Nearly all provinces and territories have signed on to new child care and early learning funding from the federal government, bringing the possibility of a national child care system closer to reality. Ontario, the only province that has not yet signed an agreement, is expected to do so in the coming days.
This increase in funding is a hard-fought win. The existing bilateral agreements commit to reducing child care fees to an average of $10 per day, expanding the number of available child care spaces, and increasing wages to recruit and retain qualified early childhood educators.
However, not all the agreements maximize support for a universally accessible and publicly delivered child care system.
Prince Edward Island and Alberta have announced that licensed for-profit centres will be eligible for the new funding, although PEI’s agreement promises to develop a strategy for expanding non-profit and public child care programs.

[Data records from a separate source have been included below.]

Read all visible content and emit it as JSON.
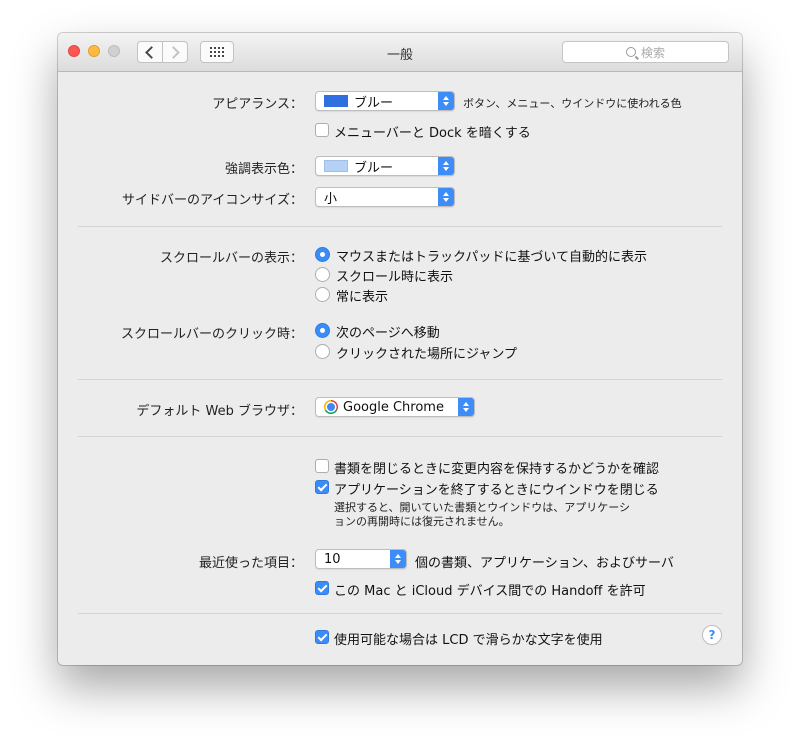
{
  "window": {
    "title": "一般"
  },
  "toolbar": {
    "search_placeholder": "検索"
  },
  "appearance": {
    "label": "アピアランス：",
    "value": "ブルー",
    "swatch_color": "#2f6fe0",
    "note": "ボタン、メニュー、ウインドウに使われる色",
    "dark_menu_label": "メニューバーと Dock を暗くする",
    "dark_menu_checked": false
  },
  "highlight": {
    "label": "強調表示色：",
    "value": "ブルー",
    "swatch_color": "#b5d2f5"
  },
  "sidebar_icon": {
    "label": "サイドバーのアイコンサイズ：",
    "value": "小"
  },
  "scroll_show": {
    "label": "スクロールバーの表示：",
    "options": [
      {
        "label": "マウスまたはトラックパッドに基づいて自動的に表示",
        "selected": true
      },
      {
        "label": "スクロール時に表示",
        "selected": false
      },
      {
        "label": "常に表示",
        "selected": false
      }
    ]
  },
  "scroll_click": {
    "label": "スクロールバーのクリック時：",
    "options": [
      {
        "label": "次のページへ移動",
        "selected": true
      },
      {
        "label": "クリックされた場所にジャンプ",
        "selected": false
      }
    ]
  },
  "browser": {
    "label": "デフォルト Web ブラウザ：",
    "value": "Google Chrome"
  },
  "documents": {
    "ask_keep_label": "書類を閉じるときに変更内容を保持するかどうかを確認",
    "ask_keep_checked": false,
    "close_windows_label": "アプリケーションを終了するときにウインドウを閉じる",
    "close_windows_checked": true,
    "note_line1": "選択すると、開いていた書類とウインドウは、アプリケーシ",
    "note_line2": "ョンの再開時には復元されません。"
  },
  "recent": {
    "label": "最近使った項目：",
    "value": "10",
    "suffix": "個の書類、アプリケーション、およびサーバ",
    "handoff_label": "この Mac と iCloud デバイス間での Handoff を許可",
    "handoff_checked": true
  },
  "lcd": {
    "label": "使用可能な場合は LCD で滑らかな文字を使用",
    "checked": true
  },
  "help": {
    "glyph": "?"
  }
}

Other provinces have taken more concrete steps toward building an accessible, affordable, and inclusive child care system. British Columbia has announced it will limit funding eligibility to public and non-profit child care centres and Indigenous governments. Similarly, Nova Scotia will limit funding to non-profit service providers who reduce their fees and join a province-wide compensation framework for early childhood educators. For-profit operators can access this funding if they abide by the same provincially set rules as not-for-profits.
CUPE has long advocated for public and non-profit child care. Public and non-profit child care centres consistently receive higher quality ratings than for-profit centres. They are more likely to hire better trained staff and be adequately staffed, have lower child-to-worker ratios, and promote working conditions that reduce staff turnover rates and increase morale. These conditions lead to a higher quality of care for children.
In contrast, for-profit child care centres prioritize the bottom line. Parent fees line private operators’ pockets instead of going to the wages, benefits and working conditions necessary to retain qualified educators.
We need quality, affordable child care for all. CUPE, the Ontario Coalition for Better Child Care (OCBCC), and the Association of Early Childhood Educators of Ontario (AECEO) call on Ontario Premier Doug Ford to immediately sign a bilateral child care agreement which includes a moratorium on the expansion of for-profit care.